What does it take to be a great leader? How do you inspire and get the most out of your team?
Throughout the years, leadership styles and tips have been documented in thousands of books and with so many readily available offering leadership advice, it is tricky to know which ones are really worth your time – which is often very valuable and sparse!
Reading itself is critical to every good leader and its importance can be overlooked, particularly in today’s fast-paced world. It improves communication, emotional intelligence, organisational effectiveness, and reduces stress – all of these factors are critical requirements to being an effective leader!
At Endaba, we understand the importance of reading to an organisation and every Endaba employee receives a copy of Stephen Covey’s ‘Speed of Trust’ when they become a member of our team. Steve Forbes, President and CEO, Forbes explains “Covey brilliantly focuses on that overlooked bedrock of democratic capitalism — trust. Like the air we breathe, we too often take this critical intangible for granted. As Covey makes clear, we do so at our ultimate competitive peril.” Trust is fundamental to how everything operates in the world and it is essential to being an effective leader – to both trust and to be trusted.
To help you decide which books are most relevant to you and your company, we have put together our top 10 leadership books!
‘The Speed of Trust’ offers an unprecedented and practical look at exactly how trust functions in every relationship – from the most personal to the broadest, most indirect interaction – and how to establish trust immediately. Covey breaks down trust into identifiable components which are easy to then work through as a leader.
‘An Everyone Culture’ demonstrates a whole new way of being at work. It suggests that the culture you create is your strategy, and that the key to success is developing everyone.
In this book, Collins uncovers the underlying variables that enable any type of organisation to make the leap from good to great while other organisations remain only good. His findings are rigorously supported by evidence, and often surprising and shocking to the modern reader.
This book contains 10 carefully selected Harvard Business Review articles to help you manage culturally diverse employees, whether they’re dispersed around the world or you’re working with a multicultural team in a single location. Put an end to miscommunication and inefficiency and harness the strengths of your diverse team.
This extensive book contains guidance for building organisations to flourish in a world of diminished hopes, relentless change and ferocious competition. This is not a book about doing better, rather an impassioned plea to reinvent management as we know it to rethink the fundamental assumptions we have about capitalism, organisational life, and the meaning of work.
In business, it doesn’t matter what you do, it matters WHY you do it and everything starts with the ‘why’! Simon Sinek explains the framework needed for businesses to move past knowing what they do to how they do it, and then to ask the more important question of WHY?
Lee shares the personal stories and wisdom from her interviews with over 100 female and male leaders around the world. They have found their own paths to success and happiness, as they define it, often in the face of adversity.

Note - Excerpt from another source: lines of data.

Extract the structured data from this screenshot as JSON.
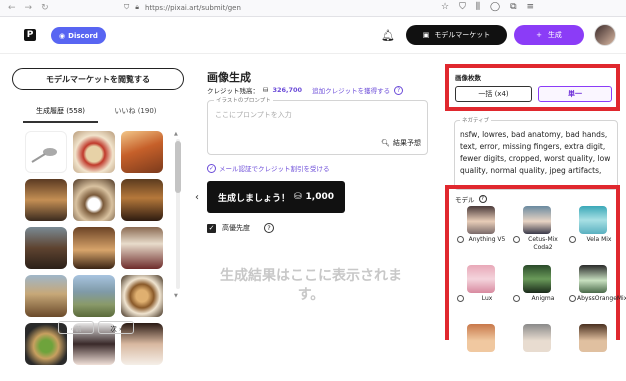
{
  "browser": {
    "url": "https://pixai.art/submit/gen"
  },
  "header": {
    "discord_label": "Discord",
    "market_label": "モデルマーケット",
    "create_label": "生成"
  },
  "left": {
    "browse_label": "モデルマーケットを閲覧する",
    "tabs": [
      {
        "label": "生成履歴 (558)"
      },
      {
        "label": "いいね (190)"
      }
    ],
    "pager": {
      "prev": "‹ 前",
      "next": "次 ›"
    }
  },
  "main": {
    "title": "画像生成",
    "credits_label": "クレジット残高：",
    "credits_value": "326,700",
    "credits_link": "追加クレジットを獲得する",
    "prompt_label": "イラストのプロンプト",
    "prompt_placeholder": "ここにプロンプトを入力",
    "predict_label": "結果予想",
    "mail_label": "メール認証でクレジット割引を受ける",
    "generate_label": "生成しましょう！",
    "generate_cost": "1,000",
    "priority_label": "高優先度",
    "result_placeholder": "生成結果はここに表示されます。"
  },
  "settings": {
    "count_label": "画像枚数",
    "count_options": [
      "一括 (x4)",
      "単一"
    ],
    "negative_label": "ネガティブ",
    "negative_text": "nsfw, lowres, bad anatomy, bad hands, text, error, missing fingers, extra digit, fewer digits, cropped, worst quality, low quality, normal quality, jpeg artifacts,",
    "model_label": "モデル",
    "models": [
      {
        "name": "Anything V5"
      },
      {
        "name": "Cetus-Mix Coda2"
      },
      {
        "name": "Vela Mix"
      },
      {
        "name": "Lux"
      },
      {
        "name": "Anigma"
      },
      {
        "name": "AbyssOrangeMixV3"
      },
      {
        "name": ""
      },
      {
        "name": ""
      },
      {
        "name": ""
      }
    ]
  },
  "colors": {
    "accent": "#8b3cf7",
    "highlight": "#e0282e",
    "discord": "#5865f2"
  }
}
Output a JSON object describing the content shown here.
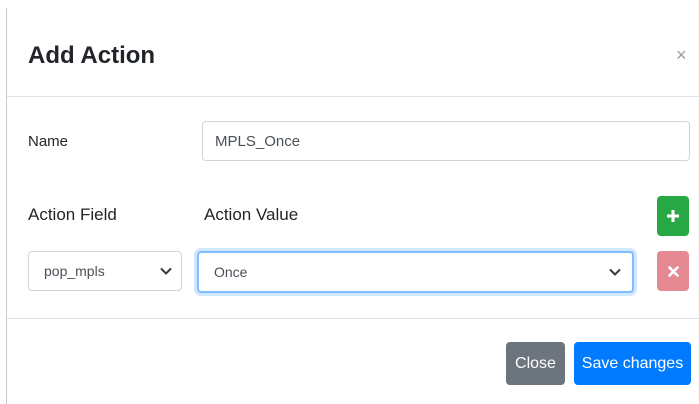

Cappelli takes a radical new approach to the talent management problem. Drawing from supply chain management and numerous company examples, he presents four new principles for ensuring that your organisation has the skills it needs, when it needs them.
“Difficult Conversations” walks you through those unavoidably difficult situations: uncovering the root cause of friction, maintaining a positive mind-set, untangling the problem together, and agreeing on a way forward. The 20 minute manager series contains advice you can quickly read and apply, from the trusted Harvard Business Review.
Lencioni presents his ideas in the context of a fictional organisation in a story about a female CEO who is hired to bring together a dysfunctional executive team. The five dysfunctions discussed are absence of trust, fear of conflict, lack of commitment, avoidance of accountability, and inattention to results.
“Not all readers are leaders, but all leaders are readers”, Harry Truman